WORK INSTRUCTION: Every entry that appears below is to be output exactly.

Component data from apps and pages:

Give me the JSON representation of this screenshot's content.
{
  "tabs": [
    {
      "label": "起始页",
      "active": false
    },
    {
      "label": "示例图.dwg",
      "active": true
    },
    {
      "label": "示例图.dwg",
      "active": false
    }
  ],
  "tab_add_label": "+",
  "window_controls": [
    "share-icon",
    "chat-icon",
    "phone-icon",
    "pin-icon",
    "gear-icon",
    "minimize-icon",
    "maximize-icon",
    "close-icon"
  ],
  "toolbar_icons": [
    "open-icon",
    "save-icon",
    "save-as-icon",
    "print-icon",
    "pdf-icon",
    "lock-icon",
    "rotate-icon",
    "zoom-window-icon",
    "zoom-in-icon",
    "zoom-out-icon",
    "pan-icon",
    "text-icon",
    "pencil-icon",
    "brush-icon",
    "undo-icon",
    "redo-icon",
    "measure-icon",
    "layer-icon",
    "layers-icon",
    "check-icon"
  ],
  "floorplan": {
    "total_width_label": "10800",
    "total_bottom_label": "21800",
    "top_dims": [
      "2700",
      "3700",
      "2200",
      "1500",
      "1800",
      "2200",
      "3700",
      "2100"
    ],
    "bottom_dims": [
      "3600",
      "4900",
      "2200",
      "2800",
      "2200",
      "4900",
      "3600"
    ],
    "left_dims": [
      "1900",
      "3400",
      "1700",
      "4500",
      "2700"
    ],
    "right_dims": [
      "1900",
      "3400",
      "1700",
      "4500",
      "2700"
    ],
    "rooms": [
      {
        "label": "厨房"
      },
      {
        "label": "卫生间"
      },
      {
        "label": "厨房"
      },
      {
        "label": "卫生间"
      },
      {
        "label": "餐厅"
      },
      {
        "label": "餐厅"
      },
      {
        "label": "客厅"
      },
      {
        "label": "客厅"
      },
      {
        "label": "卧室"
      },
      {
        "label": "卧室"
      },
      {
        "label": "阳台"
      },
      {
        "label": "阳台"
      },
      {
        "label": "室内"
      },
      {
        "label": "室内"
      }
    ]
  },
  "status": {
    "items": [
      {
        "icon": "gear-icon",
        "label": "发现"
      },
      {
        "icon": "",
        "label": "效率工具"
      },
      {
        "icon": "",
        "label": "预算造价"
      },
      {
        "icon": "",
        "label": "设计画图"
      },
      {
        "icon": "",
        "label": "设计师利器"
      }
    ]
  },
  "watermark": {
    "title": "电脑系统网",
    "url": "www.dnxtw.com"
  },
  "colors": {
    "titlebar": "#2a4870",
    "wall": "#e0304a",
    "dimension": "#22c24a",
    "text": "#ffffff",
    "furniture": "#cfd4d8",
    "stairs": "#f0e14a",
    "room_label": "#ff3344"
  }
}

ANSWER FOR THE TASK:
Give me the JSON representation of this screenshot's content.
{
  "tabs": [
    {
      "label": "起始页",
      "active": false
    },
    {
      "label": "示例图.dwg",
      "active": true
    },
    {
      "label": "示例图.dwg",
      "active": false
    }
  ],
  "tab_add_label": "+",
  "window_controls": [
    "share-icon",
    "chat-icon",
    "phone-icon",
    "pin-icon",
    "gear-icon",
    "minimize-icon",
    "maximize-icon",
    "close-icon"
  ],
  "toolbar_icons": [
    "open-icon",
    "save-icon",
    "save-as-icon",
    "print-icon",
    "pdf-icon",
    "lock-icon",
    "rotate-icon",
    "zoom-window-icon",
    "zoom-in-icon",
    "zoom-out-icon",
    "pan-icon",
    "text-icon",
    "pencil-icon",
    "brush-icon",
    "undo-icon",
    "redo-icon",
    "measure-icon",
    "layer-icon",
    "layers-icon",
    "check-icon"
  ],
  "floorplan": {
    "total_width_label": "10800",
    "total_bottom_label": "21800",
    "top_dims": [
      "2700",
      "3700",
      "2200",
      "1500",
      "1800",
      "2200",
      "3700",
      "2100"
    ],
    "bottom_dims": [
      "3600",
      "4900",
      "2200",
      "2800",
      "2200",
      "4900",
      "3600"
    ],
    "left_dims": [
      "1900",
      "3400",
      "1700",
      "4500",
      "2700"
    ],
    "right_dims": [
      "1900",
      "3400",
      "1700",
      "4500",
      "2700"
    ],
    "rooms": [
      {
        "label": "厨房"
      },
      {
        "label": "卫生间"
      },
      {
        "label": "厨房"
      },
      {
        "label": "卫生间"
      },
      {
        "label": "餐厅"
      },
      {
        "label": "餐厅"
      },
      {
        "label": "客厅"
      },
      {
        "label": "客厅"
      },
      {
        "label": "卧室"
      },
      {
        "label": "卧室"
      },
      {
        "label": "阳台"
      },
      {
        "label": "阳台"
      },
      {
        "label": "室内"
      },
      {
        "label": "室内"
      }
    ]
  },
  "status": {
    "items": [
      {
        "icon": "gear-icon",
        "label": "发现"
      },
      {
        "icon": "",
        "label": "效率工具"
      },
      {
        "icon": "",
        "label": "预算造价"
      },
      {
        "icon": "",
        "label": "设计画图"
      },
      {
        "icon": "",
        "label": "设计师利器"
      }
    ]
  },
  "watermark": {
    "title": "电脑系统网",
    "url": "www.dnxtw.com"
  },
  "colors": {
    "titlebar": "#2a4870",
    "wall": "#e0304a",
    "dimension": "#22c24a",
    "text": "#ffffff",
    "furniture": "#cfd4d8",
    "stairs": "#f0e14a",
    "room_label": "#ff3344"
  }
}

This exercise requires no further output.